The comments to this entry are closed.

Twitter Updates

    follow me on Twitter

    Physics Cocktails

    • Heavy G
      The perfect pick-me-up when gravity gets you down.
      2 oz Tequila
      2 oz Triple sec
      2 oz Rose's sweetened lime juice
      7-Up or Sprite
      Mix tequila, triple sec and lime juice in a shaker and pour into a margarita glass. (Salted rim and ice are optional.) Top off with 7-Up/Sprite and let the weight of the world lift off your shoulders.
    • Listening to the Drums of Feynman
      The perfect nightcap after a long day struggling with QED equations.
      1 oz dark rum
      1/2 oz light rum
      1 oz Tia Maria
      2 oz light cream
      Crushed ice
      1/8 tsp ground nutmeg
      In a shaker half-filled with ice, combine the dark and light rum, Tia Maria, and cream. Shake well.
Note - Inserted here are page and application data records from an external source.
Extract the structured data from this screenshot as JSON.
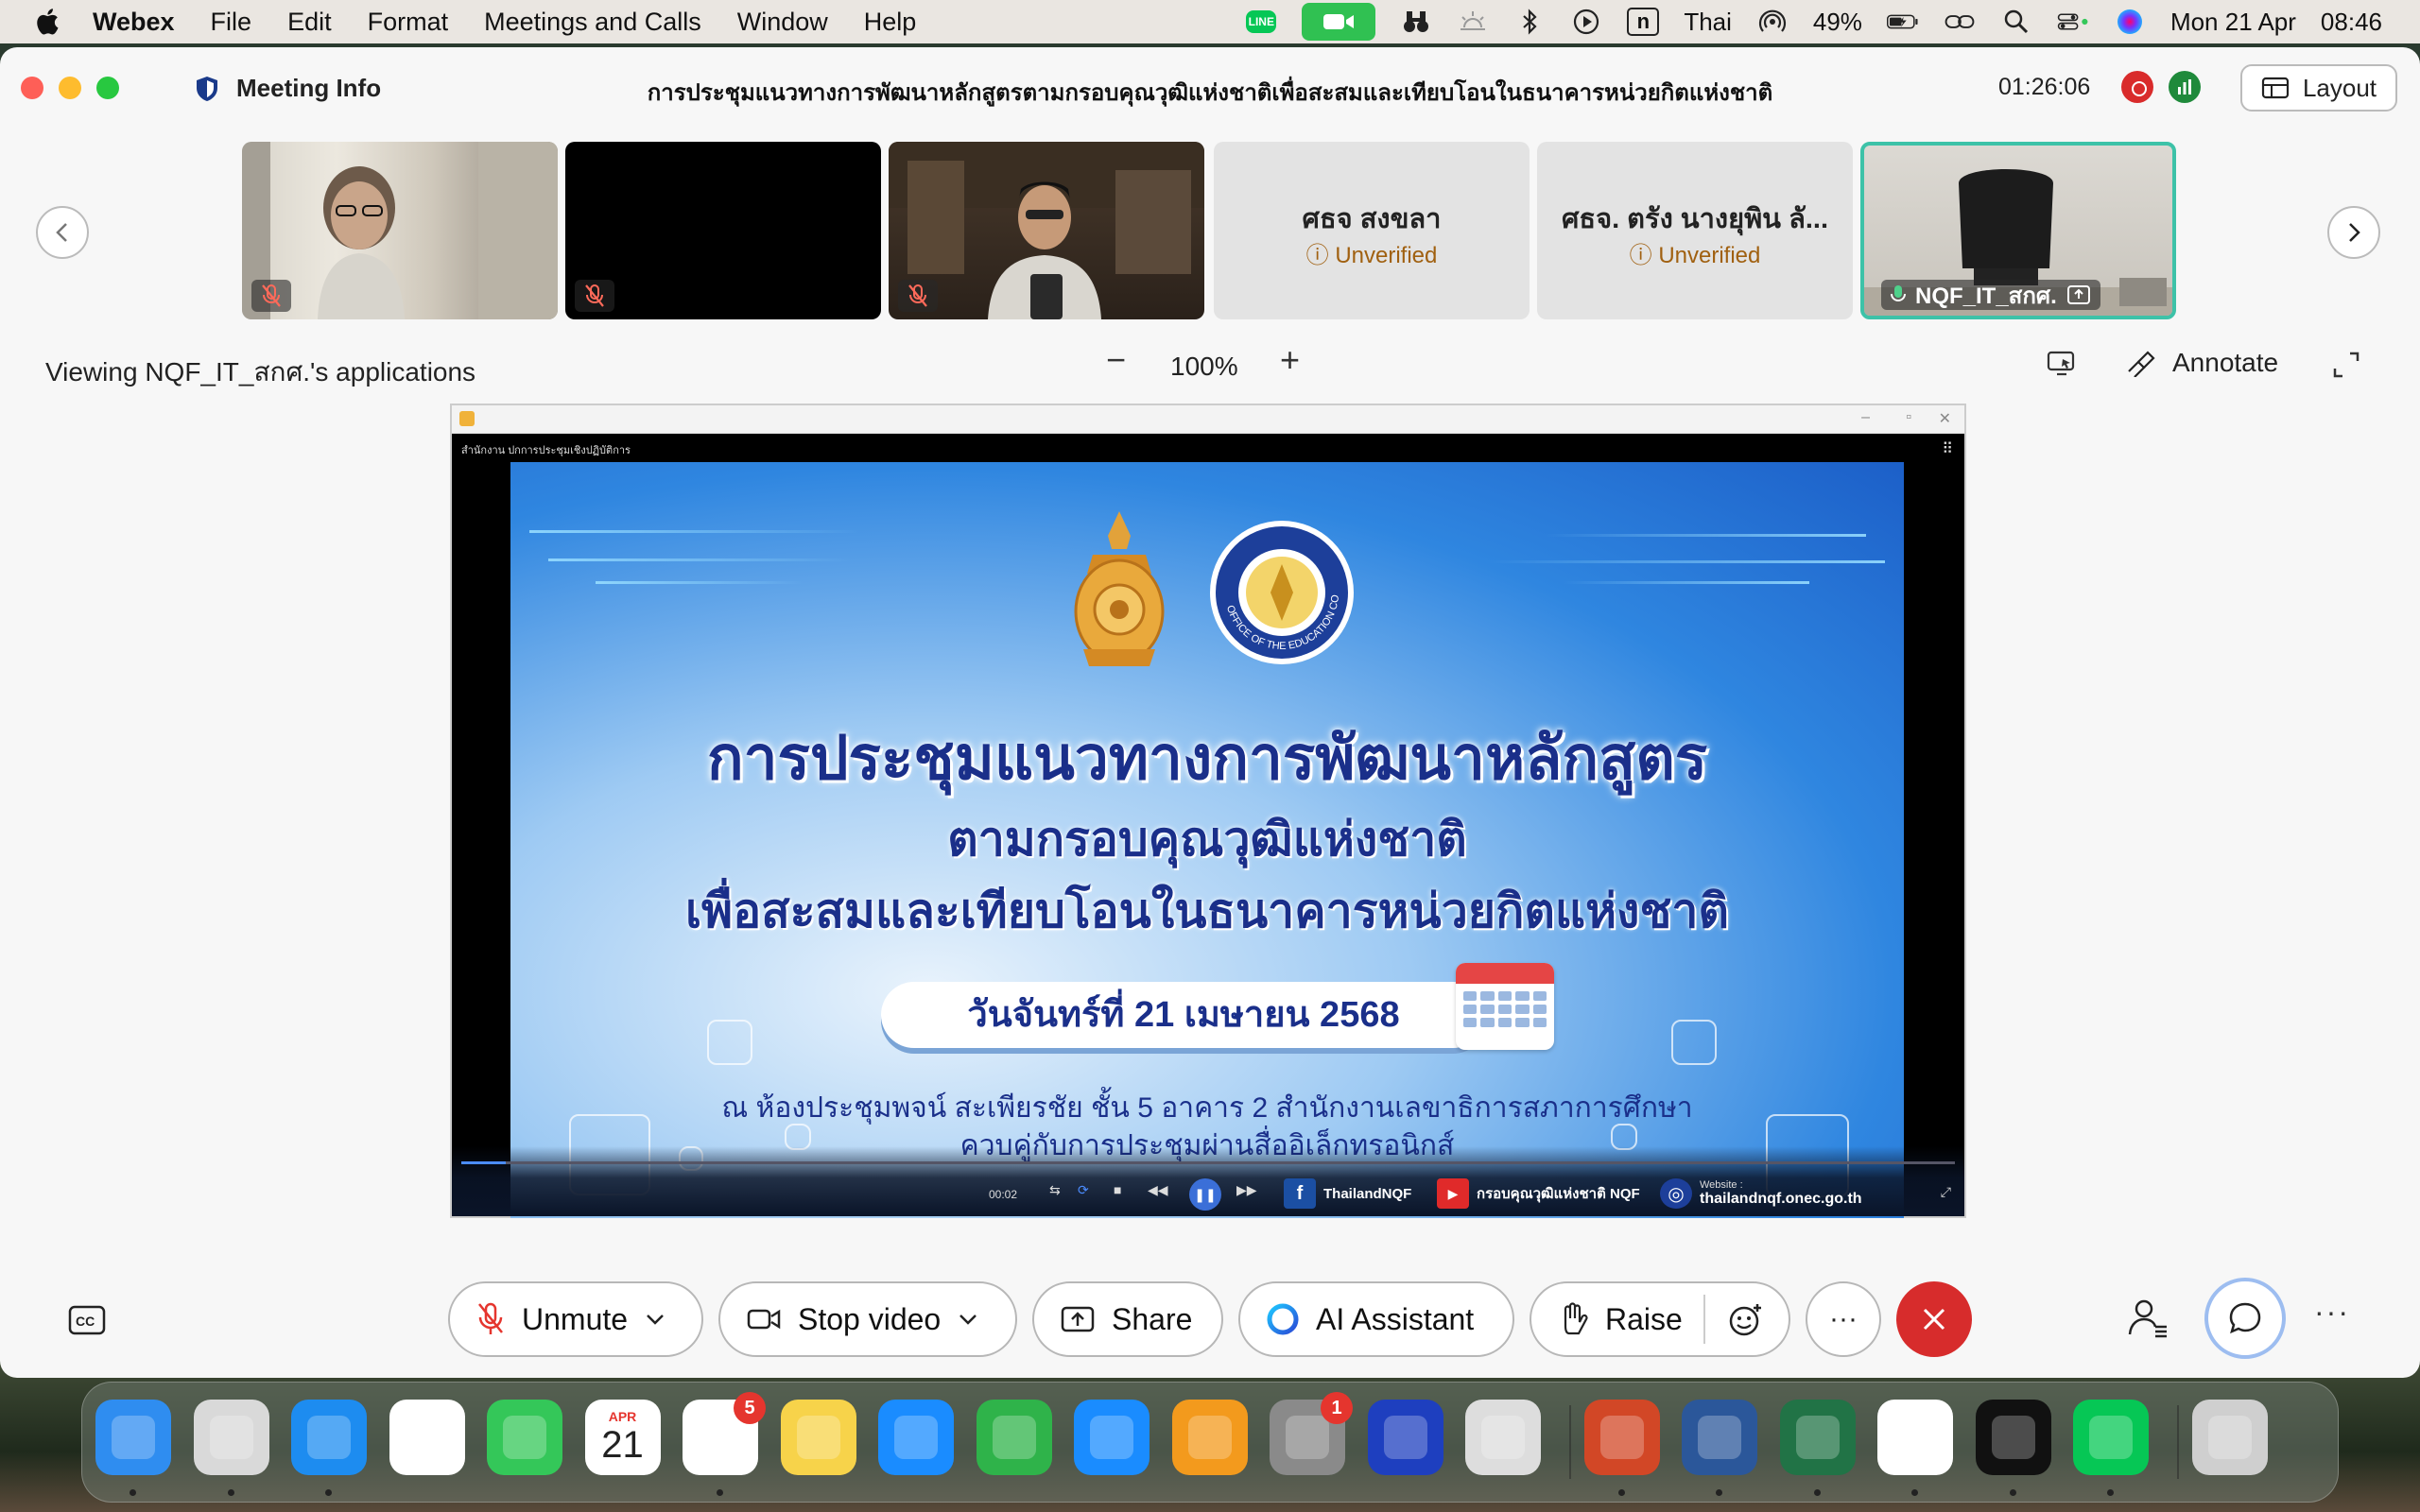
{
  "menubar": {
    "app_name": "Webex",
    "items": [
      "File",
      "Edit",
      "Format",
      "Meetings and Calls",
      "Window",
      "Help"
    ],
    "status": {
      "line_label": "LINE",
      "n_label": "n",
      "input_language": "Thai",
      "battery": "49%",
      "date": "Mon 21 Apr",
      "time": "08:46"
    }
  },
  "window": {
    "meeting_info_label": "Meeting Info",
    "meeting_title": "การประชุมแนวทางการพัฒนาหลักสูตรตามกรอบคุณวุฒิแห่งชาติเพื่อสะสมและเทียบโอนในธนาคารหน่วยกิตแห่งชาติ",
    "timer": "01:26:06",
    "layout_label": "Layout",
    "record_label": "O"
  },
  "participants": [
    {
      "type": "video",
      "muted": true
    },
    {
      "type": "black",
      "muted": true
    },
    {
      "type": "video",
      "muted": true
    },
    {
      "type": "name",
      "name": "ศธจ สงขลา",
      "status": "Unverified"
    },
    {
      "type": "name",
      "name": "ศธจ. ตรัง นางยุพิน ลั...",
      "status": "Unverified"
    },
    {
      "type": "video",
      "name": "NQF_IT_สกศ.",
      "active": true
    }
  ],
  "viewing": {
    "label": "Viewing NQF_IT_สกศ.'s applications",
    "zoom": "100%",
    "annotate_label": "Annotate"
  },
  "shared_content": {
    "video_window_title": "สำนักงาน ปกการประชุมเชิงปฏิบัติการ",
    "slide": {
      "emblem_text": "OFFICE OF THE EDUCATION COUNCIL",
      "line1": "การประชุมแนวทางการพัฒนาหลักสูตร",
      "line2": "ตามกรอบคุณวุฒิแห่งชาติ",
      "line3": "เพื่อสะสมและเทียบโอนในธนาคารหน่วยกิตแห่งชาติ",
      "date": "วันจันทร์ที่ 21 เมษายน 2568",
      "location1": "ณ ห้องประชุมพจน์ สะเพียรชัย ชั้น 5 อาคาร 2 สำนักงานเลขาธิการสภาการศึกษา",
      "location2": "ควบคู่กับการประชุมผ่านสื่ออิเล็กทรอนิกส์"
    },
    "player": {
      "time": "00:02",
      "progress_fraction": 0.03,
      "facebook_label": "ThailandNQF",
      "youtube_label": "กรอบคุณวุฒิแห่งชาติ NQF",
      "website_caption": "Website :",
      "website": "thailandnqf.onec.go.th"
    }
  },
  "toolbar": {
    "unmute_label": "Unmute",
    "stop_video_label": "Stop video",
    "share_label": "Share",
    "ai_assistant_label": "AI Assistant",
    "raise_label": "Raise",
    "more_label": "···"
  },
  "dock": {
    "apps": [
      {
        "name": "Finder",
        "color": "#2f8df0",
        "running": true
      },
      {
        "name": "Launchpad",
        "color": "#d9d9d9",
        "running": true
      },
      {
        "name": "Safari",
        "color": "#1d8cf0",
        "running": true
      },
      {
        "name": "Photos",
        "color": "#ffffff",
        "running": false
      },
      {
        "name": "FaceTime",
        "color": "#34c759",
        "running": false
      },
      {
        "name": "Calendar",
        "color": "#ffffff",
        "running": false,
        "month": "APR",
        "day": "21"
      },
      {
        "name": "Reminders",
        "color": "#ffffff",
        "running": true,
        "badge": "5"
      },
      {
        "name": "Notes",
        "color": "#f7d34a",
        "running": false
      },
      {
        "name": "Keynote",
        "color": "#1a8cff",
        "running": false
      },
      {
        "name": "Numbers",
        "color": "#2fb34a",
        "running": false
      },
      {
        "name": "App Store",
        "color": "#1a8cff",
        "running": false
      },
      {
        "name": "Pages",
        "color": "#f39a1d",
        "running": false
      },
      {
        "name": "System Settings",
        "color": "#8a8a8a",
        "running": false,
        "badge": "1"
      },
      {
        "name": "Screen Mirroring",
        "color": "#1e3fbf",
        "running": false
      },
      {
        "name": "iPhone Mirroring",
        "color": "#dddddd",
        "running": false
      },
      {
        "name": "PowerPoint",
        "color": "#d24726",
        "running": true
      },
      {
        "name": "Word",
        "color": "#2b579a",
        "running": true
      },
      {
        "name": "Excel",
        "color": "#217346",
        "running": true
      },
      {
        "name": "Chrome",
        "color": "#ffffff",
        "running": true
      },
      {
        "name": "Webex",
        "color": "#111111",
        "running": true
      },
      {
        "name": "LINE",
        "color": "#06c755",
        "running": true
      },
      {
        "name": "Trash",
        "color": "#cfcfcf",
        "running": false
      }
    ]
  }
}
Strain into an old fashioned glass almost filled with crushed ice. Dust with the nutmeg, and serve. Bongos optional.
    • Combustible Edison
      Electrify your friends with amazing pyrotechnics!
      2 oz brandy
      1 oz Campari
      1 oz fresh lemon juice
      Combine Campari and lemon juice in shaker filled with cracked ice. Shake and strain into chilled cocktail glass. Heat brandy in chafing dish, then ignite and pour into glass. Cocktail Go BOOM! Plus, Fire = Pretty!
    • Hiroshima Bomber
      Dr. Strangelove's drink of choice.
      3/4 Triple sec
      1/4 oz Bailey's Irish Cream
      2-3 drops Grenadine
      Fill shot glass 3/4 with Triple Sec. Layer Bailey's on top. Drop Grenadine in center of shot; it should billow up like a mushroom cloud. Remember to "duck and cover."
    • Mad Scientist
      Any mad scientist will tell you that flames make drinking more fun. What good is science if no one gets hurt?
      1 oz Midori melon liqueur
      1-1/2 oz sour mix
      1 splash soda water
      151 proof rum
      Mix melon liqueur, sour mix and soda water with ice in shaker. Shake and strain into martini glass. Top with rum and ignite. Try to take over the world.
    • Laser Beam
      Warning: may result in amplified stimulated emission.
      1 oz Southern Comfort
      1/2 oz Amaretto
      1/2 oz sloe gin
      1/2 oz vodka
      1/2 oz Triple sec
      7 oz orange juice
      Combine all liquor in a full glass of ice. Shake well. Garnish with orange and cherry. Serve to attractive target of choice.
    • Quantum Theory
      Guaranteed to collapse your wave function:
      3/4 oz Rum
      1/2 oz Strega
      1/4 oz Grand Marnier
      2 oz Pineapple juice
      Fill with Sweet and sour
      Pour rum, strega and Grand Marnier into a collins glass. Add pineapple and fill with sweet and sour. Sip until all the day's super-positioned states disappear.
    • The Black Hole
      So called because after one of these, you have already passed the event horizon of inebriation.
      1 oz. Kahlua
      1 oz. vodka
      .5 oz. Cointreau or Triple Sec
      .5 oz. dark rum
      .5 oz. Amaretto
      Pour into an old-fashioned glass over (scant) ice. Stir gently. Watch time slow.